This Android malware can empty your bank account – and it was found on Google Play The news came as two other cybersecurity companies – ESET and Dr Web – disclosed similar findings of sets of malicious mobile software successfully sneaking onto Google’s official application market. Security researcher Carlos Castillo wrote: “Grabos gained popularity on Google Play because it allowed users to download music for free while constantly asking them to rate the app. 4 million users downloaded them from Google Play, McAfee said. Considering Grabos also reports the presence of specific social apps on infected devices, cybercriminals could use that information to deliver additional apps by tricking users into installing them using any of the notification methods implemented in the code. 4 million Android users have downloaded a form of Trojan malware found in 144 separate mobile applications, security researchers from McAfee warned this week. Only 24 hours after the McAfee report was released, ESET, a Slovakian anti-virus firm, disclosed that it also recently found a set of eight malicious applications on the Play Store. Yet the threat was notable, the firm said because it was a form of “multi-stage” malware – legitimate-looking but with delayed onset of malicious activity. On 13 November, Dr Web, a Russian cybersecurity outfit, discovered a suite of nine other malicious apps on Google Play with more than two million downloads in total. In a blog post-Tuesday (14 November), experts said the threat – dubbed “Grabos” – was discovered in an app called “Aristotle Music audio player 2017” that had been downloaded up to five million times. McAfee said it notified Google about the malware in September, and the software was swiftly removed.
Another OnePlus app uncovered that may allow hackers to steal photos, GPS, WiFi data and more
This app is reportedly called OnePlusLogKit and, like its name suggests, logs an extensive amount of user data. Bleeping Computer reported that a hacker who had physical access to a OnePlus device could trigger the app’s data-logging features and access the logs at a later date. Just days after a factory-installed backdoor app was found on OnePlus devices, a second app – also preinstalled – has been uncovered, raising major security and privacy concerns for the company’s smartphone users. Earlier this year, security researcher Chris Moore found OnePlus was collecting significant user data, including devices’ serial numbers and sending it to a server – allowing the firm to potentially track users. The researcher, who goes by the moniker Elliot Anderson – an homage to the lead character of the popular TV series Mr Robot – took to Twitter to report about the app’s ability to potentially allow hackers to record users’ photos, WiFi and GPS data, and more.
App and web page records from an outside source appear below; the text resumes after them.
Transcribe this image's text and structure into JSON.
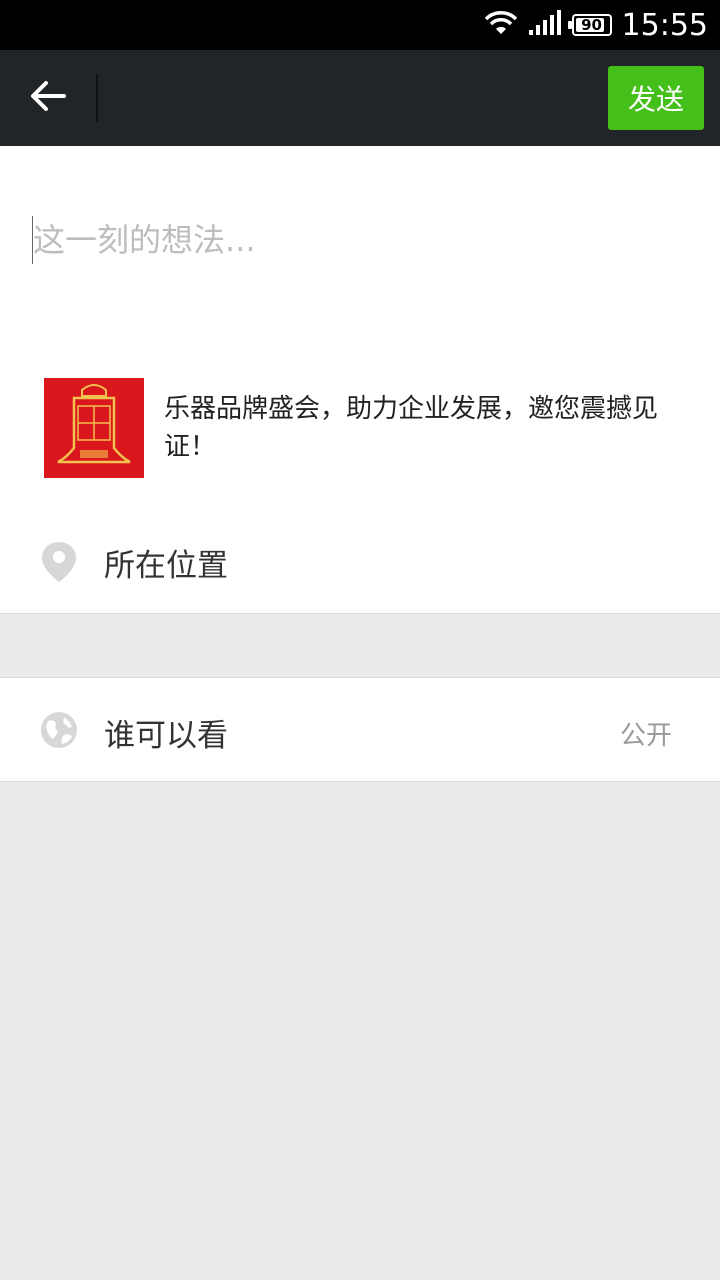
{
  "status_bar": {
    "time": "15:55",
    "battery": "90",
    "battery_level": 0.9,
    "wifi_icon": "wifi-icon",
    "signal_icon": "signal-icon"
  },
  "toolbar": {
    "back_icon": "back-arrow-icon",
    "send_label": "发送",
    "send_color": "#45c01a"
  },
  "compose": {
    "placeholder": "这一刻的想法...",
    "value": ""
  },
  "share_card": {
    "title": "乐器品牌盛会，助力企业发展，邀您震撼见证！",
    "thumbnail_icon": "event-logo-thumbnail"
  },
  "location": {
    "icon": "location-pin-icon",
    "label": "所在位置"
  },
  "visibility": {
    "icon": "globe-icon",
    "label": "谁可以看",
    "value": "公开"
  }
}
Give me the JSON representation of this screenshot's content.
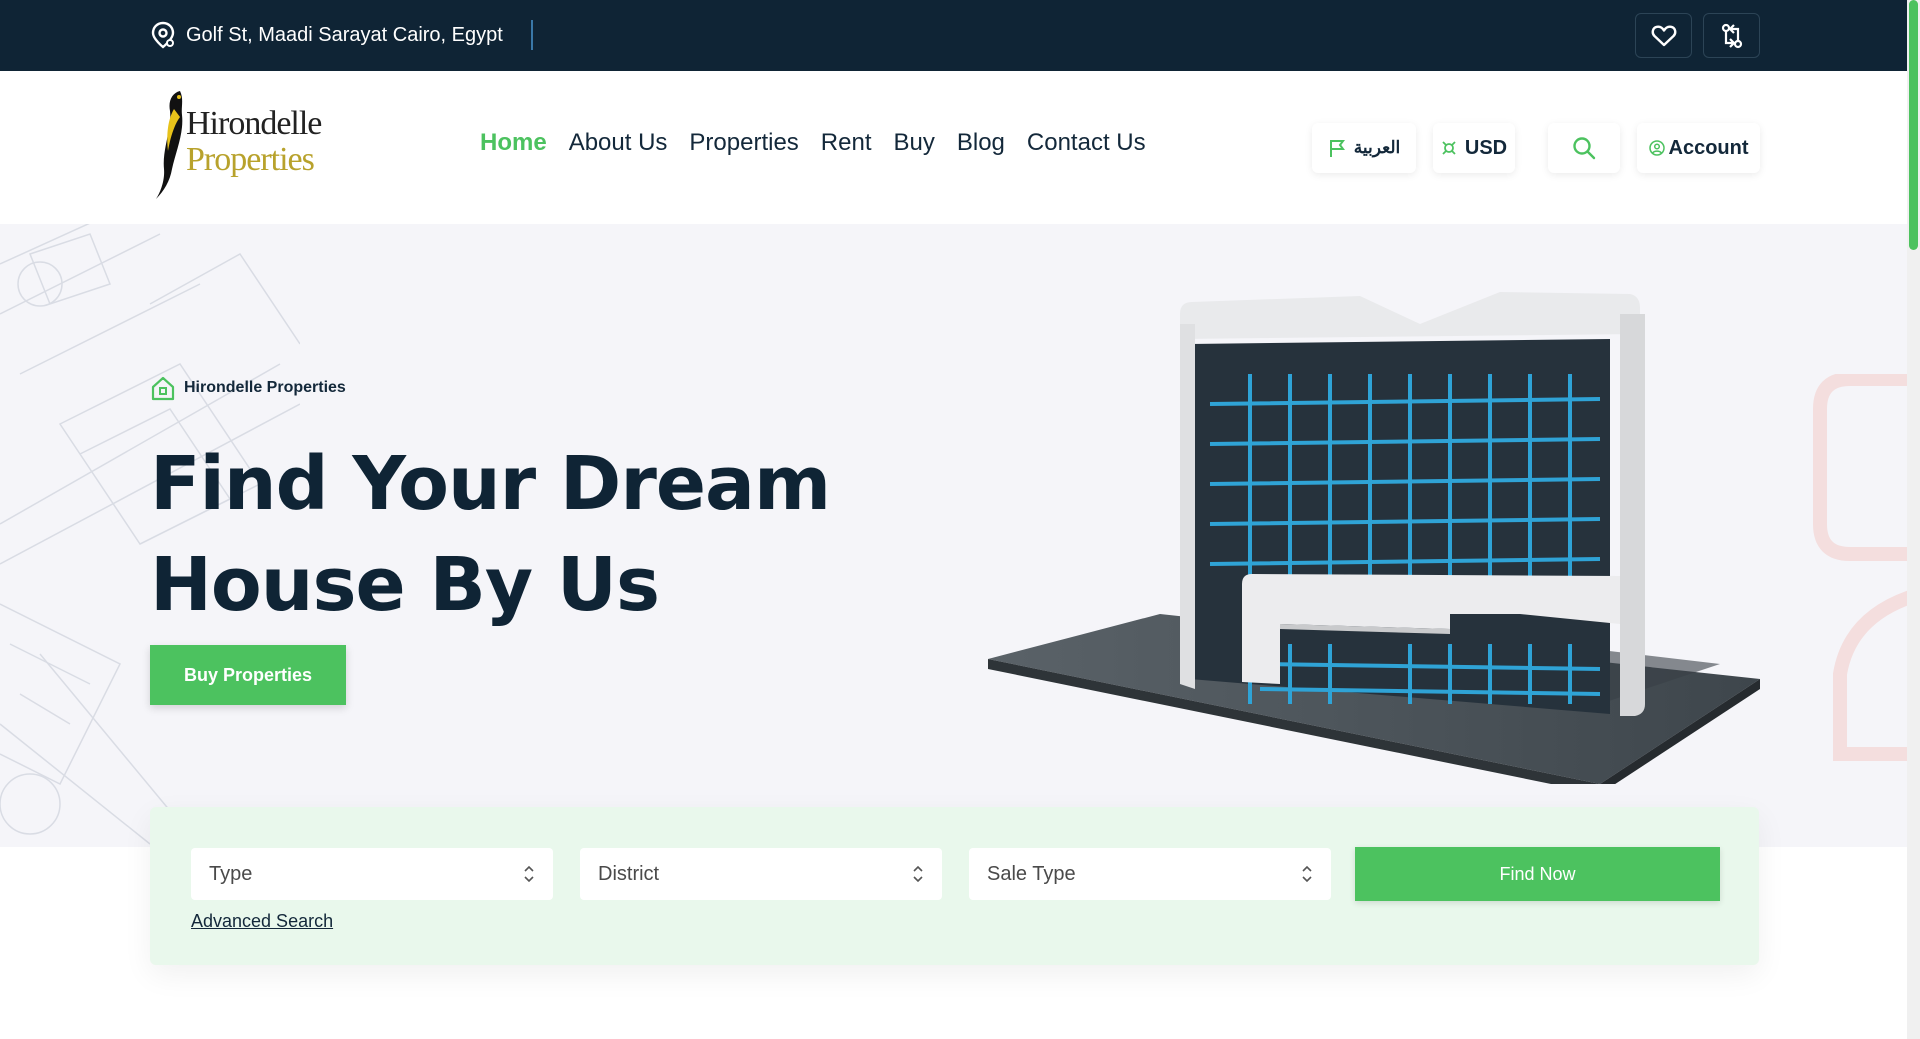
{
  "topbar": {
    "address": "Golf St, Maadi Sarayat Cairo, Egypt",
    "icons": [
      "location-pin-icon",
      "heart-icon",
      "compare-icon"
    ]
  },
  "header": {
    "logo_text_line1": "Hirondelle",
    "logo_text_line2": "Properties",
    "nav": [
      {
        "label": "Home",
        "active": true
      },
      {
        "label": "About Us",
        "active": false
      },
      {
        "label": "Properties",
        "active": false
      },
      {
        "label": "Rent",
        "active": false
      },
      {
        "label": "Buy",
        "active": false
      },
      {
        "label": "Blog",
        "active": false
      },
      {
        "label": "Contact Us",
        "active": false
      }
    ],
    "language_label": "العربية",
    "currency_label": "USD",
    "account_label": "Account"
  },
  "hero": {
    "breadcrumb": "Hirondelle Properties",
    "title_line1": "Find Your Dream",
    "title_line2": "House By Us",
    "cta_label": "Buy Properties"
  },
  "search": {
    "type_placeholder": "Type",
    "district_placeholder": "District",
    "sale_type_placeholder": "Sale Type",
    "find_label": "Find Now",
    "advanced_label": "Advanced Search"
  },
  "colors": {
    "accent": "#4cc25f",
    "dark": "#0f2435"
  }
}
The researcher wrote in a post that all of the user data stored by the app is unencrypted, adding in another tweet that this data could also likely be sent to China. It is still unclear as to what OnePlusLogKit’s actual function may be and why the app came pre-installed on devices. Hackers could also potentially use other techniques, such as social engineering, into tricking users to enable the app’s data-logging features. In his Twitter thread, the researcher said that all one had to do to trigger the app into logging the data and accessing it was to dial *#800# on the smartphone’s dial pad. The second OnePlus app was reportedly found by the same security expert that discovered the first app